_What you have to do_
Locate every line below that contains the word "Kanji" and copy it.

_Data in this exercise_
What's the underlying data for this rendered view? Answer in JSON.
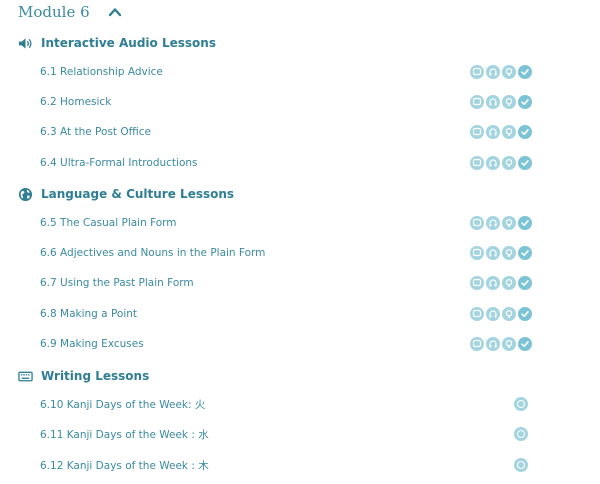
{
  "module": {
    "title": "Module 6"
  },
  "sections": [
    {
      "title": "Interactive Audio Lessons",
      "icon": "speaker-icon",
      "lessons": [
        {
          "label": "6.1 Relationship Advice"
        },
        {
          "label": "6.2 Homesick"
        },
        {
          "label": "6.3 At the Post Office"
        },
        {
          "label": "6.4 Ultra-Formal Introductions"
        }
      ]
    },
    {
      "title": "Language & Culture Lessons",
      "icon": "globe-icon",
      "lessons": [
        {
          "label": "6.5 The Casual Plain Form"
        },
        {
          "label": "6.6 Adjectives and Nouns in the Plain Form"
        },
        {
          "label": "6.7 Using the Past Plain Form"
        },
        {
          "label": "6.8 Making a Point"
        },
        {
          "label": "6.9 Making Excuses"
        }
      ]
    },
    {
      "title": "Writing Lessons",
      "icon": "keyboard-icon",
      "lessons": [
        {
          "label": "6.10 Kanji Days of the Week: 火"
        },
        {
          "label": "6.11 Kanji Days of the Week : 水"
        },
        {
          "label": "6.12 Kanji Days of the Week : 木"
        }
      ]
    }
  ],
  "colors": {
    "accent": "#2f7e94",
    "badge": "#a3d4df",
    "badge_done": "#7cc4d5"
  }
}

_Your response_
          "label": "6.10 Kanji Days of the Week: 火"
          "label": "6.11 Kanji Days of the Week : 水"
          "label": "6.12 Kanji Days of the Week : 木"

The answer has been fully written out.